==== GIVEN DATA
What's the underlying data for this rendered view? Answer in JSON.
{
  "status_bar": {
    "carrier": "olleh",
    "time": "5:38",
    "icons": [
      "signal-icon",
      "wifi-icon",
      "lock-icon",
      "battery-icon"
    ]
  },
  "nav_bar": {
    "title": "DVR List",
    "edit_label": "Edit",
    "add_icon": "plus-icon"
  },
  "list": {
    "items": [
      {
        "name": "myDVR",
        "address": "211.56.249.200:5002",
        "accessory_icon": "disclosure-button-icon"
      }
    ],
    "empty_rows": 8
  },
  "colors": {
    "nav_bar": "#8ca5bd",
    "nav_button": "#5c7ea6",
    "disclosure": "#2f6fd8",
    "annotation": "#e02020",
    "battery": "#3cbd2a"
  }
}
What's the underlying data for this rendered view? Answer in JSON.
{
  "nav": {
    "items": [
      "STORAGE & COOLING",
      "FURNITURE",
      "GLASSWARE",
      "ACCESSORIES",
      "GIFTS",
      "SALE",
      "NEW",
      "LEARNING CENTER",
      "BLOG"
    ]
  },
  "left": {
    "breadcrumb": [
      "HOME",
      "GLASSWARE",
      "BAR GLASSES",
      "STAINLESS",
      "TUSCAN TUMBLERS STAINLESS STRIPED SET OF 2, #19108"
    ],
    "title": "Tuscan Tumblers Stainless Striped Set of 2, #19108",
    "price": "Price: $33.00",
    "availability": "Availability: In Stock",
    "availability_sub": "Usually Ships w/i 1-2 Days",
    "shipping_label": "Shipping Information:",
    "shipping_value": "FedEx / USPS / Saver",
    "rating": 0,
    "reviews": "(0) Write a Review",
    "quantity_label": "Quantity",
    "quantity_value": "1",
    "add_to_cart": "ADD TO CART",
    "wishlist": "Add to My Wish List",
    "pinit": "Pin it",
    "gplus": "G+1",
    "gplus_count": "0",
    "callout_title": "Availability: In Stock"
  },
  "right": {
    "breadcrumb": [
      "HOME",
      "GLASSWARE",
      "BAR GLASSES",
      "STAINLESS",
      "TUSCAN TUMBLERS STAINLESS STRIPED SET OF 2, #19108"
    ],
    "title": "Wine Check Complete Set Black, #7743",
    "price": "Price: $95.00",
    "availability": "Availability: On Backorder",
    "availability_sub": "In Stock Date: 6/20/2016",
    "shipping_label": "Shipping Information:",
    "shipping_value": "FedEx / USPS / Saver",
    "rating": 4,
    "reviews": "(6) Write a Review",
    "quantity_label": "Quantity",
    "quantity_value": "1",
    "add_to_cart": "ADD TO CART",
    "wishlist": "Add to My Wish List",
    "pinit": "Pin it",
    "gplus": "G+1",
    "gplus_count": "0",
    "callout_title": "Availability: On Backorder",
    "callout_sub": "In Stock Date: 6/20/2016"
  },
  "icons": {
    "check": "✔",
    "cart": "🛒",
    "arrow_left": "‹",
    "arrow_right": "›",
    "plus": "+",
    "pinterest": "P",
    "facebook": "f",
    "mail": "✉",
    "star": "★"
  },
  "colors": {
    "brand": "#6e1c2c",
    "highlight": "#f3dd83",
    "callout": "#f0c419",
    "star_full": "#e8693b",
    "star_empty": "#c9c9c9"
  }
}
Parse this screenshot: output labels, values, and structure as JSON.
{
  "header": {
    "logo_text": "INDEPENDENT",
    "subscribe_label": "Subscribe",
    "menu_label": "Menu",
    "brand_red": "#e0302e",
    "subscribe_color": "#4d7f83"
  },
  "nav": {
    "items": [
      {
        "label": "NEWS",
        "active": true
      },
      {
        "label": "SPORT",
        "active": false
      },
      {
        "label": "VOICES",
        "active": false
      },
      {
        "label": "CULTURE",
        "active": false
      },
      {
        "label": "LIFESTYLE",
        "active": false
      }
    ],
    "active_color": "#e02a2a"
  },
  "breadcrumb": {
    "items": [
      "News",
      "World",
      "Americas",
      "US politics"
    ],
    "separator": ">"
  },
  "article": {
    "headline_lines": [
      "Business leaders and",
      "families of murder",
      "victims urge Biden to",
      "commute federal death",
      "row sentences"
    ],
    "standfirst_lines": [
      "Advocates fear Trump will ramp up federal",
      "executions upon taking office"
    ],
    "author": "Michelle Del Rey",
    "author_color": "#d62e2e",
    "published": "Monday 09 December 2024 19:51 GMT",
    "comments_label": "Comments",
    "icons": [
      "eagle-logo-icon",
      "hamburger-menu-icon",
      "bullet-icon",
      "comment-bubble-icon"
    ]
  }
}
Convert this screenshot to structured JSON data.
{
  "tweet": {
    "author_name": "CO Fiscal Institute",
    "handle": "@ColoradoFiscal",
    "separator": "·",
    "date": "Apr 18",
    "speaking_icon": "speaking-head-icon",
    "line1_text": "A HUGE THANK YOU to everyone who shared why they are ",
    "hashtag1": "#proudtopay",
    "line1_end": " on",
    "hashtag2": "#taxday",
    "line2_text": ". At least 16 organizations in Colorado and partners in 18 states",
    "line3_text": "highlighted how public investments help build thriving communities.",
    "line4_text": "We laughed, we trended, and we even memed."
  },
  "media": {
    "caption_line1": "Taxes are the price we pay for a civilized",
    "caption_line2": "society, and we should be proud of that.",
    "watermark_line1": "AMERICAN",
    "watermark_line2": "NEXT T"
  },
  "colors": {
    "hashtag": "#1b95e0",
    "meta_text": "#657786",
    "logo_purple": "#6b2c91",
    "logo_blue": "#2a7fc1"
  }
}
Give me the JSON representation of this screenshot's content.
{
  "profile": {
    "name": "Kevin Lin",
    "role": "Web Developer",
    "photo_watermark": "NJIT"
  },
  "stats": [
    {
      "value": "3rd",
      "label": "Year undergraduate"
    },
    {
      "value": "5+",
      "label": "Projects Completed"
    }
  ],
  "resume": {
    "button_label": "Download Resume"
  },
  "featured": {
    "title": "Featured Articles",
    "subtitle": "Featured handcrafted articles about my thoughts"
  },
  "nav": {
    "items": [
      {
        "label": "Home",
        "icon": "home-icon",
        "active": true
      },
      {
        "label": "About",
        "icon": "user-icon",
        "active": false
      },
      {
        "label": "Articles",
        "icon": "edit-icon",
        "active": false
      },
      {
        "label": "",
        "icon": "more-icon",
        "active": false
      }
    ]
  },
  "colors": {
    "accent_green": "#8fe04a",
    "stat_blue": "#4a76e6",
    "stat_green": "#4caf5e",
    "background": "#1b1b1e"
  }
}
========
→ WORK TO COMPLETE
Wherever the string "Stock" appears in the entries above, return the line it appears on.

→ SOLUTION TO THE PROBLEM
    "availability": "Availability: In Stock",
    "callout_title": "Availability: In Stock"
    "availability_sub": "In Stock Date: 6/20/2016",
    "callout_sub": "In Stock Date: 6/20/2016"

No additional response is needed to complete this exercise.